**Instructions for the task:** The answer must consist of the entries, copied exactly and in full.

(Stored dataset items)
*** Begin section ***
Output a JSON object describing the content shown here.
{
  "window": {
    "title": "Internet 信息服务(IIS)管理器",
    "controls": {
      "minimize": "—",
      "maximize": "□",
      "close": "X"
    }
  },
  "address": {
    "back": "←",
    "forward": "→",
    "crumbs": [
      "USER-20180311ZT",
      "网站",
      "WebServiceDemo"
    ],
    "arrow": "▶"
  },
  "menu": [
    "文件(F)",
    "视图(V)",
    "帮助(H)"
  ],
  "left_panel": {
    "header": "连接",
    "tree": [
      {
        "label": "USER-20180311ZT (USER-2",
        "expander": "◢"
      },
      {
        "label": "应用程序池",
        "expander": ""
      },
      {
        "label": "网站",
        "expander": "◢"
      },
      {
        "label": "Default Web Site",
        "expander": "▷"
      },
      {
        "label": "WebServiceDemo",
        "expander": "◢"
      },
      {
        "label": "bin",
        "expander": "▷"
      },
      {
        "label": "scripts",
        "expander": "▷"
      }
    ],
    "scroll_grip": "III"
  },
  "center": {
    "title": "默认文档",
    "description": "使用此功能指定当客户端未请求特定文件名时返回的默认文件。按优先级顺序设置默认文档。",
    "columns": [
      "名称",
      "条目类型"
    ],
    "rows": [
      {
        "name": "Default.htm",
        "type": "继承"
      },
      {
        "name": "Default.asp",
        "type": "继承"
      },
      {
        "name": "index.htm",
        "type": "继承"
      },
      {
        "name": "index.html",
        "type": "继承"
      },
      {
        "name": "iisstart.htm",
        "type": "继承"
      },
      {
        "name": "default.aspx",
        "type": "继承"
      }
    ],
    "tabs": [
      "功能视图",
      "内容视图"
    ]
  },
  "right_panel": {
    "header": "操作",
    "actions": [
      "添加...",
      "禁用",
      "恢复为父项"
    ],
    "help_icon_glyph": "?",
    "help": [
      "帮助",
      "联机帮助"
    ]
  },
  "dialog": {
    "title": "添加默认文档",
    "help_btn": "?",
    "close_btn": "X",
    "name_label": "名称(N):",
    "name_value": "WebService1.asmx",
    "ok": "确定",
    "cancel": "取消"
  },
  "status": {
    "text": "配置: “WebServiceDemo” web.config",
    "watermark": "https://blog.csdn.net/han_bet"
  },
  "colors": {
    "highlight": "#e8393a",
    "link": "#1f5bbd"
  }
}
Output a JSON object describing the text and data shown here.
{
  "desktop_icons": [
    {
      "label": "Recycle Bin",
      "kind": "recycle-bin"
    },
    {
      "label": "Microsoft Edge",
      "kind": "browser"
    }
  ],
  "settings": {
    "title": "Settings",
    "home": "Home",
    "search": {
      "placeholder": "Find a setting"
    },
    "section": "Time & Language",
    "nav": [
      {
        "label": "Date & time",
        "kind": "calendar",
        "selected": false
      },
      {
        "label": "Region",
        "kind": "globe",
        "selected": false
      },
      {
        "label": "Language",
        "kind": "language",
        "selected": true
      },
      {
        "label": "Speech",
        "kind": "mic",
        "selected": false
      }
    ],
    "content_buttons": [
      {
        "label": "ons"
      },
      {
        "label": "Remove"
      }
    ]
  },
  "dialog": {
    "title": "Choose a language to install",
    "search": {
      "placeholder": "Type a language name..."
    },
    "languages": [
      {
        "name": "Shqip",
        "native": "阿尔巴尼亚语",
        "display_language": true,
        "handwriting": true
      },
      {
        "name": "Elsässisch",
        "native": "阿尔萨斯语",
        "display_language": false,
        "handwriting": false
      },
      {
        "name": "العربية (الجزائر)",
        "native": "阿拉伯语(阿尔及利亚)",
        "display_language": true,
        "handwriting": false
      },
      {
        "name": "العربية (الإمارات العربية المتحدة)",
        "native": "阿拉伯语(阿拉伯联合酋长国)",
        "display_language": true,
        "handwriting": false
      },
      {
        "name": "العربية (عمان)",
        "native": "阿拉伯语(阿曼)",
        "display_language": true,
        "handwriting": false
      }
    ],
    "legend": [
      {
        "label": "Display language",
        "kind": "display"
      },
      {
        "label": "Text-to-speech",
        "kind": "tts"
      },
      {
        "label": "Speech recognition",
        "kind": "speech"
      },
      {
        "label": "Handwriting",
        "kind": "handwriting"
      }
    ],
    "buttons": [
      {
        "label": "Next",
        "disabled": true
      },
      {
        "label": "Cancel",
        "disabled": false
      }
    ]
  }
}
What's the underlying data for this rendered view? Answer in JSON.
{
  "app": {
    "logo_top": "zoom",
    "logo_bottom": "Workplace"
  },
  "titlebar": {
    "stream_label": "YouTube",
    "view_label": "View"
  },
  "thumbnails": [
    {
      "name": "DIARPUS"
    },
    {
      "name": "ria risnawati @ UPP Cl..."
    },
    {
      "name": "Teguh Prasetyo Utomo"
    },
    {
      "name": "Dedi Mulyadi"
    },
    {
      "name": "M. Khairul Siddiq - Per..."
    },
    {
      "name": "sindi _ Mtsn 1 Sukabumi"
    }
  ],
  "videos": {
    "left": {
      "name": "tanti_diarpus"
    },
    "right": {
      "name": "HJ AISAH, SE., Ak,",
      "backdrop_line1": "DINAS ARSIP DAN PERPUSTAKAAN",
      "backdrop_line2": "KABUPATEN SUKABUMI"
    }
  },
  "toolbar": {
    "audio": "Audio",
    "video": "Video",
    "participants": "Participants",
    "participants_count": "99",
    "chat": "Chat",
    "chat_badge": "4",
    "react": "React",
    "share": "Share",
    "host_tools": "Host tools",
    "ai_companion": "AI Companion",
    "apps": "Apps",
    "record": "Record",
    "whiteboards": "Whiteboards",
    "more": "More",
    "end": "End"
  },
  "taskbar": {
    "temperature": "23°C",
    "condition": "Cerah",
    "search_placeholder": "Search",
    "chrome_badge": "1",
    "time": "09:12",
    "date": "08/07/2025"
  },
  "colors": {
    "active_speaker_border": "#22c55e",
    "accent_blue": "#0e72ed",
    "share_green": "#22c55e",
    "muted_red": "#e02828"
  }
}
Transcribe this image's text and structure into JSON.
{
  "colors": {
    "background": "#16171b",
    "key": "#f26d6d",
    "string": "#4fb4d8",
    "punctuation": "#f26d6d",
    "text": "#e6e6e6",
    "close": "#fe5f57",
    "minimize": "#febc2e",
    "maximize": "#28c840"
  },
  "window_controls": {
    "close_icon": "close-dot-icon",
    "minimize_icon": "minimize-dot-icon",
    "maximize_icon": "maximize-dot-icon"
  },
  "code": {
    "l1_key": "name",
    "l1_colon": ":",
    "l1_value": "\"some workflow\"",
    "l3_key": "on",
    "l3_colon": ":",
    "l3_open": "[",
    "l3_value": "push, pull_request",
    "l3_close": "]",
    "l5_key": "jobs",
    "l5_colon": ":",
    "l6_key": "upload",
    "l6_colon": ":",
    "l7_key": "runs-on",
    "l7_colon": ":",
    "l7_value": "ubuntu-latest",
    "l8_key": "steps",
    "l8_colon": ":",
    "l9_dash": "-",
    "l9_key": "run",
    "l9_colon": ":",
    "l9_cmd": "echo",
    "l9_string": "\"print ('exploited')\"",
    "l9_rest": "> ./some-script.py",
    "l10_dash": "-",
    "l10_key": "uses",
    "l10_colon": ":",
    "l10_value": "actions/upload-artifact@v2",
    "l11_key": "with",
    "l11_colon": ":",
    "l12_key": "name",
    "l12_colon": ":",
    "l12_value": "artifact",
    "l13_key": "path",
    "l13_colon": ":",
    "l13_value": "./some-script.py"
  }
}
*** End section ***
**Finished exercise:**
Output a JSON object describing the content shown here.
{
  "window": {
    "title": "Internet 信息服务(IIS)管理器",
    "controls": {
      "minimize": "—",
      "maximize": "□",
      "close": "X"
    }
  },
  "address": {
    "back": "←",
    "forward": "→",
    "crumbs": [
      "USER-20180311ZT",
      "网站",
      "WebServiceDemo"
    ],
    "arrow": "▶"
  },
  "menu": [
    "文件(F)",
    "视图(V)",
    "帮助(H)"
  ],
  "left_panel": {
    "header": "连接",
    "tree": [
      {
        "label": "USER-20180311ZT (USER-2",
        "expander": "◢"
      },
      {
        "label": "应用程序池",
        "expander": ""
      },
      {
        "label": "网站",
        "expander": "◢"
      },
      {
        "label": "Default Web Site",
        "expander": "▷"
      },
      {
        "label": "WebServiceDemo",
        "expander": "◢"
      },
      {
        "label": "bin",
        "expander": "▷"
      },
      {
        "label": "scripts",
        "expander": "▷"
      }
    ],
    "scroll_grip": "III"
  },
  "center": {
    "title": "默认文档",
    "description": "使用此功能指定当客户端未请求特定文件名时返回的默认文件。按优先级顺序设置默认文档。",
    "columns": [
      "名称",
      "条目类型"
    ],
    "rows": [
      {
        "name": "Default.htm",
        "type": "继承"
      },
      {
        "name": "Default.asp",
        "type": "继承"
      },
      {
        "name": "index.htm",
        "type": "继承"
      },
      {
        "name": "index.html",
        "type": "继承"
      },
      {
        "name": "iisstart.htm",
        "type": "继承"
      },
      {
        "name": "default.aspx",
        "type": "继承"
      }
    ],
    "tabs": [
      "功能视图",
      "内容视图"
    ]
  },
  "right_panel": {
    "header": "操作",
    "actions": [
      "添加...",
      "禁用",
      "恢复为父项"
    ],
    "help_icon_glyph": "?",
    "help": [
      "帮助",
      "联机帮助"
    ]
  },
  "dialog": {
    "title": "添加默认文档",
    "help_btn": "?",
    "close_btn": "X",
    "name_label": "名称(N):",
    "name_value": "WebService1.asmx",
    "ok": "确定",
    "cancel": "取消"
  },
  "status": {
    "text": "配置: “WebServiceDemo” web.config",
    "watermark": "https://blog.csdn.net/han_bet"
  },
  "colors": {
    "highlight": "#e8393a",
    "link": "#1f5bbd"
  }
}
Output a JSON object describing the text and data shown here.
{
  "desktop_icons": [
    {
      "label": "Recycle Bin",
      "kind": "recycle-bin"
    },
    {
      "label": "Microsoft Edge",
      "kind": "browser"
    }
  ],
  "settings": {
    "title": "Settings",
    "home": "Home",
    "search": {
      "placeholder": "Find a setting"
    },
    "section": "Time & Language",
    "nav": [
      {
        "label": "Date & time",
        "kind": "calendar",
        "selected": false
      },
      {
        "label": "Region",
        "kind": "globe",
        "selected": false
      },
      {
        "label": "Language",
        "kind": "language",
        "selected": true
      },
      {
        "label": "Speech",
        "kind": "mic",
        "selected": false
      }
    ],
    "content_buttons": [
      {
        "label": "ons"
      },
      {
        "label": "Remove"
      }
    ]
  },
  "dialog": {
    "title": "Choose a language to install",
    "search": {
      "placeholder": "Type a language name..."
    },
    "languages": [
      {
        "name": "Shqip",
        "native": "阿尔巴尼亚语",
        "display_language": true,
        "handwriting": true
      },
      {
        "name": "Elsässisch",
        "native": "阿尔萨斯语",
        "display_language": false,
        "handwriting": false
      },
      {
        "name": "العربية (الجزائر)",
        "native": "阿拉伯语(阿尔及利亚)",
        "display_language": true,
        "handwriting": false
      },
      {
        "name": "العربية (الإمارات العربية المتحدة)",
        "native": "阿拉伯语(阿拉伯联合酋长国)",
        "display_language": true,
        "handwriting": false
      },
      {
        "name": "العربية (عمان)",
        "native": "阿拉伯语(阿曼)",
        "display_language": true,
        "handwriting": false
      }
    ],
    "legend": [
      {
        "label": "Display language",
        "kind": "display"
      },
      {
        "label": "Text-to-speech",
        "kind": "tts"
      },
      {
        "label": "Speech recognition",
        "kind": "speech"
      },
      {
        "label": "Handwriting",
        "kind": "handwriting"
      }
    ],
    "buttons": [
      {
        "label": "Next",
        "disabled": true
      },
      {
        "label": "Cancel",
        "disabled": false
      }
    ]
  }
}
What's the underlying data for this rendered view? Answer in JSON.
{
  "app": {
    "logo_top": "zoom",
    "logo_bottom": "Workplace"
  },
  "titlebar": {
    "stream_label": "YouTube",
    "view_label": "View"
  },
  "thumbnails": [
    {
      "name": "DIARPUS"
    },
    {
      "name": "ria risnawati @ UPP Cl..."
    },
    {
      "name": "Teguh Prasetyo Utomo"
    },
    {
      "name": "Dedi Mulyadi"
    },
    {
      "name": "M. Khairul Siddiq - Per..."
    },
    {
      "name": "sindi _ Mtsn 1 Sukabumi"
    }
  ],
  "videos": {
    "left": {
      "name": "tanti_diarpus"
    },
    "right": {
      "name": "HJ AISAH, SE., Ak,",
      "backdrop_line1": "DINAS ARSIP DAN PERPUSTAKAAN",
      "backdrop_line2": "KABUPATEN SUKABUMI"
    }
  },
  "toolbar": {
    "audio": "Audio",
    "video": "Video",
    "participants": "Participants",
    "participants_count": "99",
    "chat": "Chat",
    "chat_badge": "4",
    "react": "React",
    "share": "Share",
    "host_tools": "Host tools",
    "ai_companion": "AI Companion",
    "apps": "Apps",
    "record": "Record",
    "whiteboards": "Whiteboards",
    "more": "More",
    "end": "End"
  },
  "taskbar": {
    "temperature": "23°C",
    "condition": "Cerah",
    "search_placeholder": "Search",
    "chrome_badge": "1",
    "time": "09:12",
    "date": "08/07/2025"
  },
  "colors": {
    "active_speaker_border": "#22c55e",
    "accent_blue": "#0e72ed",
    "share_green": "#22c55e",
    "muted_red": "#e02828"
  }
}
Transcribe this image's text and structure into JSON.
{
  "colors": {
    "background": "#16171b",
    "key": "#f26d6d",
    "string": "#4fb4d8",
    "punctuation": "#f26d6d",
    "text": "#e6e6e6",
    "close": "#fe5f57",
    "minimize": "#febc2e",
    "maximize": "#28c840"
  },
  "window_controls": {
    "close_icon": "close-dot-icon",
    "minimize_icon": "minimize-dot-icon",
    "maximize_icon": "maximize-dot-icon"
  },
  "code": {
    "l1_key": "name",
    "l1_colon": ":",
    "l1_value": "\"some workflow\"",
    "l3_key": "on",
    "l3_colon": ":",
    "l3_open": "[",
    "l3_value": "push, pull_request",
    "l3_close": "]",
    "l5_key": "jobs",
    "l5_colon": ":",
    "l6_key": "upload",
    "l6_colon": ":",
    "l7_key": "runs-on",
    "l7_colon": ":",
    "l7_value": "ubuntu-latest",
    "l8_key": "steps",
    "l8_colon": ":",
    "l9_dash": "-",
    "l9_key": "run",
    "l9_colon": ":",
    "l9_cmd": "echo",
    "l9_string": "\"print ('exploited')\"",
    "l9_rest": "> ./some-script.py",
    "l10_dash": "-",
    "l10_key": "uses",
    "l10_colon": ":",
    "l10_value": "actions/upload-artifact@v2",
    "l11_key": "with",
    "l11_colon": ":",
    "l12_key": "name",
    "l12_colon": ":",
    "l12_value": "artifact",
    "l13_key": "path",
    "l13_colon": ":",
    "l13_value": "./some-script.py"
  }
}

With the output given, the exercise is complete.